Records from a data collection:
+++

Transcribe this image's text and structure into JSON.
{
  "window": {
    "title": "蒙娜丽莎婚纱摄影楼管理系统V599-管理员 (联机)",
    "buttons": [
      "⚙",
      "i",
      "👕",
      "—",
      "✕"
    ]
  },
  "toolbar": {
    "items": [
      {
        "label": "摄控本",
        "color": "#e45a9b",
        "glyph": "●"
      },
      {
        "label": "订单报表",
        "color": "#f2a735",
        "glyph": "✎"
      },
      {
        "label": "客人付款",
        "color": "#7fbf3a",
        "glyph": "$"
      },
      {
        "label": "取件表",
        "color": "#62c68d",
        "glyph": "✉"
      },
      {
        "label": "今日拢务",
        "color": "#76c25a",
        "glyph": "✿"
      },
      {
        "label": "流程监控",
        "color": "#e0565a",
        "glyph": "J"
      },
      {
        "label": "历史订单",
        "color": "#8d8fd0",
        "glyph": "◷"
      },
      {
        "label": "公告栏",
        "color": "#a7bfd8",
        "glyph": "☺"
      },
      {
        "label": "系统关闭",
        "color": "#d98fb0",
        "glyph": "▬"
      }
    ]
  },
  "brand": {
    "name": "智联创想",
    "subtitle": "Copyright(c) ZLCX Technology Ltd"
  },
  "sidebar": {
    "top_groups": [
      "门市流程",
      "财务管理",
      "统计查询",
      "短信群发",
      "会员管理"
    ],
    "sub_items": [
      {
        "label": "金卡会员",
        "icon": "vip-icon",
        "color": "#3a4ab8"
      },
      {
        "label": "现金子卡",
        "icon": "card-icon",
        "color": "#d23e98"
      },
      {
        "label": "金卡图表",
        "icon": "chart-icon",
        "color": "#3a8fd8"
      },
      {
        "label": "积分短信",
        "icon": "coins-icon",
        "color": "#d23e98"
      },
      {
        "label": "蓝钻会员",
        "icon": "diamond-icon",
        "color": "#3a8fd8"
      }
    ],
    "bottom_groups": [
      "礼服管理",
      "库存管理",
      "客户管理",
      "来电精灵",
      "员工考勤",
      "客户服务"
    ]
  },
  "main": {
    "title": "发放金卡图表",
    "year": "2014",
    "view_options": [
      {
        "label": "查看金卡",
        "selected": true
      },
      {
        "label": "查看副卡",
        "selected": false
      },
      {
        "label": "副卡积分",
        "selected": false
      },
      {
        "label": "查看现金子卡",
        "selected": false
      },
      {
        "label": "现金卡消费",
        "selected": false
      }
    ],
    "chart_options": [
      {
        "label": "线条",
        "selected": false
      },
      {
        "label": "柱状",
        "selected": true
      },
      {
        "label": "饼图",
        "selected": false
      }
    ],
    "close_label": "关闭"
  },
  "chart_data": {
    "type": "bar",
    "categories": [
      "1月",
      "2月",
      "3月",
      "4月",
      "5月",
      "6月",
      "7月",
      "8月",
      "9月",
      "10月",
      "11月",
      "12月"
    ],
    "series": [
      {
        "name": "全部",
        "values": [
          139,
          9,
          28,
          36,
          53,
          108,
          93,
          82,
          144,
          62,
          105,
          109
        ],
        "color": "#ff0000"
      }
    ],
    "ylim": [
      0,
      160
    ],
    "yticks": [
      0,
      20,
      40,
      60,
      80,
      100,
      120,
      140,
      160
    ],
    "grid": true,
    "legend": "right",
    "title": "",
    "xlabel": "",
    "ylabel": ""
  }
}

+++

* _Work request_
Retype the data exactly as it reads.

* _Your response_
Transcribe this image's text and structure into JSON.
{
  "window": {
    "title": "蒙娜丽莎婚纱摄影楼管理系统V599-管理员 (联机)",
    "buttons": [
      "⚙",
      "i",
      "👕",
      "—",
      "✕"
    ]
  },
  "toolbar": {
    "items": [
      {
        "label": "摄控本",
        "color": "#e45a9b",
        "glyph": "●"
      },
      {
        "label": "订单报表",
        "color": "#f2a735",
        "glyph": "✎"
      },
      {
        "label": "客人付款",
        "color": "#7fbf3a",
        "glyph": "$"
      },
      {
        "label": "取件表",
        "color": "#62c68d",
        "glyph": "✉"
      },
      {
        "label": "今日拢务",
        "color": "#76c25a",
        "glyph": "✿"
      },
      {
        "label": "流程监控",
        "color": "#e0565a",
        "glyph": "J"
      },
      {
        "label": "历史订单",
        "color": "#8d8fd0",
        "glyph": "◷"
      },
      {
        "label": "公告栏",
        "color": "#a7bfd8",
        "glyph": "☺"
      },
      {
        "label": "系统关闭",
        "color": "#d98fb0",
        "glyph": "▬"
      }
    ]
  },
  "brand": {
    "name": "智联创想",
    "subtitle": "Copyright(c) ZLCX Technology Ltd"
  },
  "sidebar": {
    "top_groups": [
      "门市流程",
      "财务管理",
      "统计查询",
      "短信群发",
      "会员管理"
    ],
    "sub_items": [
      {
        "label": "金卡会员",
        "icon": "vip-icon",
        "color": "#3a4ab8"
      },
      {
        "label": "现金子卡",
        "icon": "card-icon",
        "color": "#d23e98"
      },
      {
        "label": "金卡图表",
        "icon": "chart-icon",
        "color": "#3a8fd8"
      },
      {
        "label": "积分短信",
        "icon": "coins-icon",
        "color": "#d23e98"
      },
      {
        "label": "蓝钻会员",
        "icon": "diamond-icon",
        "color": "#3a8fd8"
      }
    ],
    "bottom_groups": [
      "礼服管理",
      "库存管理",
      "客户管理",
      "来电精灵",
      "员工考勤",
      "客户服务"
    ]
  },
  "main": {
    "title": "发放金卡图表",
    "year": "2014",
    "view_options": [
      {
        "label": "查看金卡",
        "selected": true
      },
      {
        "label": "查看副卡",
        "selected": false
      },
      {
        "label": "副卡积分",
        "selected": false
      },
      {
        "label": "查看现金子卡",
        "selected": false
      },
      {
        "label": "现金卡消费",
        "selected": false
      }
    ],
    "chart_options": [
      {
        "label": "线条",
        "selected": false
      },
      {
        "label": "柱状",
        "selected": true
      },
      {
        "label": "饼图",
        "selected": false
      }
    ],
    "close_label": "关闭"
  },
  "chart_data": {
    "type": "bar",
    "categories": [
      "1月",
      "2月",
      "3月",
      "4月",
      "5月",
      "6月",
      "7月",
      "8月",
      "9月",
      "10月",
      "11月",
      "12月"
    ],
    "series": [
      {
        "name": "全部",
        "values": [
          139,
          9,
          28,
          36,
          53,
          108,
          93,
          82,
          144,
          62,
          105,
          109
        ],
        "color": "#ff0000"
      }
    ],
    "ylim": [
      0,
      160
    ],
    "yticks": [
      0,
      20,
      40,
      60,
      80,
      100,
      120,
      140,
      160
    ],
    "grid": true,
    "legend": "right",
    "title": "",
    "xlabel": "",
    "ylabel": ""
  }
}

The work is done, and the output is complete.